Anticipation of Spring  - On the farm - March 2017
On the Farm

Anticipation of Spring - On the farm - March 2017

02 March 2017

March is more than just a new month. We have the anticipation of Spring being just around the corner. Snowdrops are appearing in the hedgerows, the faint call of newborn lambs can be heard and green shoots can be seen sprouting. There is excitement in the air!

For us here at Newhay, March also sees activity on the farm heighten in the build up to Harvest.

Through the Winter months we take shelter in the warmth of the office, planning, reviewing, researching and doing all the groundwork for growing the best crops going forward over the next year, second, third year and beyond.

 Sheep grazing in field

 To maintain our soils, Timothy Hay is a crop that is sown on a 4-year rotation unlike barley or wheat which can be grown annually.This is why we have only the best equipment, knowledge and experience at Newhay, including the sheep that we have grazing the pastures down ready for Spring. It’s all about great teamwork!

We work almost 400 acres of land, and 45 acres of this is sown with a crop of Garden Peas.

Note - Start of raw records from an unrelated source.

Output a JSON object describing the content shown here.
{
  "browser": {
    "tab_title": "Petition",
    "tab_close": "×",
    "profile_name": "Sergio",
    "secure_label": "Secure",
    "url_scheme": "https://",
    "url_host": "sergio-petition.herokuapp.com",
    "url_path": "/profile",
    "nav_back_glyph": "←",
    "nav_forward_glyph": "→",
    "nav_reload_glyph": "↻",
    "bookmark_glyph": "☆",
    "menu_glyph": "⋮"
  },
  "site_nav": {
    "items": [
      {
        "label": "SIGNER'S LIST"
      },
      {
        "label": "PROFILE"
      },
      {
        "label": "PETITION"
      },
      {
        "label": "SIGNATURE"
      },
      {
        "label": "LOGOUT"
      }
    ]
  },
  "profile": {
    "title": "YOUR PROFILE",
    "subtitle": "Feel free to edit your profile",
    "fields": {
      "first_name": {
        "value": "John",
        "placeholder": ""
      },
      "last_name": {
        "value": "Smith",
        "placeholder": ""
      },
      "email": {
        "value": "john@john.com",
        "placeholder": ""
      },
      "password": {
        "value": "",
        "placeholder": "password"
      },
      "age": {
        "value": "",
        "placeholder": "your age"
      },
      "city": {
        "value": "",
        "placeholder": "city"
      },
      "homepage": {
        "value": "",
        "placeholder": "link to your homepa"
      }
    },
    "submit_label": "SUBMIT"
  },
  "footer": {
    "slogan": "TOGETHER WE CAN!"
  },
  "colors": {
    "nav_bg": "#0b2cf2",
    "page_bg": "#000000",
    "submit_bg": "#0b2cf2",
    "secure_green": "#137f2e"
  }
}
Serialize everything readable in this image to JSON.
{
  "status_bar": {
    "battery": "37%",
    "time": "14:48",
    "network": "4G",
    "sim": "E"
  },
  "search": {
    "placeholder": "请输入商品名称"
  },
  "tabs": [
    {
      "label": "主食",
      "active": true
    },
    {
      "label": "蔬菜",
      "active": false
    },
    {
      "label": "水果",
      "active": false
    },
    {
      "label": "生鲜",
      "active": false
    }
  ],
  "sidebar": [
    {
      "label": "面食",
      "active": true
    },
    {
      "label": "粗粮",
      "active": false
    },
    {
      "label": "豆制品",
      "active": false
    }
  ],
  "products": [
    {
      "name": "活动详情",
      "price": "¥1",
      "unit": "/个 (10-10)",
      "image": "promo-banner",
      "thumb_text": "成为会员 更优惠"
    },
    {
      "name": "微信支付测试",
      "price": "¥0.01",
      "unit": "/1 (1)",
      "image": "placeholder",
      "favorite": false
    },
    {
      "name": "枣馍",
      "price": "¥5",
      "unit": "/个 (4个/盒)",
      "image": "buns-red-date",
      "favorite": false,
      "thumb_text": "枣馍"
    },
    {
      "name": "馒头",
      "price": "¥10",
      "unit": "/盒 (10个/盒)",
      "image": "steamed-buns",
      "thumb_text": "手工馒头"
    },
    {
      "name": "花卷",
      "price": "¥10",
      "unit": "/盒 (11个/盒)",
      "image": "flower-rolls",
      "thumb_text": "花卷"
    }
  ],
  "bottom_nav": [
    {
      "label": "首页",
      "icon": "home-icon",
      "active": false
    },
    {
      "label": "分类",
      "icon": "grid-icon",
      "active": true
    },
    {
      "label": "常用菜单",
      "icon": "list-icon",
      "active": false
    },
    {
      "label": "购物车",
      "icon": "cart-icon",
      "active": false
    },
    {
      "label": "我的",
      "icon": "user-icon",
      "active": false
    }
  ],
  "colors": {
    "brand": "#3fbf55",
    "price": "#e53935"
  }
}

This is done on a field rotation basis, at the end of the 4-year Timothy cycle. The peas are then sown for 1 year as they provide a great, natural source of Nitrogen which is fantastic for the soil, in preparation for the new Timothy that will follow the next year.

This week we’ve been lucky enough to interview our Farm Manager, David Hugill, to get an insight into what’s going on on the farm this month.
In March, the preparation begins.

Our 3 step process to preparing the fields for harvest season

  1. David and his team will do regular field walks to check for any debris. David explains, “general litter and branches are removed. Our checks are vigorous and done regularly before and during Harvest to reduce foreign bodies in the crop.
  2. New sowings are rolled and the grass is harrowed to remove any moss and dead grass. This then helps to rejuvenate the existing pastures and encourage good growth.
  3. Next is an assessment of what support the soil and crop needs. This varies from field to field and this year, we are rolling out a detailed Leaf Analysis programme across the acreage which will be done every two weeks for the 36 weeks of growing and harvesting to determine what support the soil needs. 

“This gives us a detailed breakdown of what is in the plant along with what it is lacking and in what area, whether it be head, leaf or stem. This allows me to make a prescriptive fertilisation plan. The detail we can drill down to is fantastic and we’re excited to see the results,” says David.

So, we hope you’ve got a Spring in your step after reading this! We sure have on the farm and look forward to bringing you the next instalment of a month in the life of Newhay! Happy March everyone!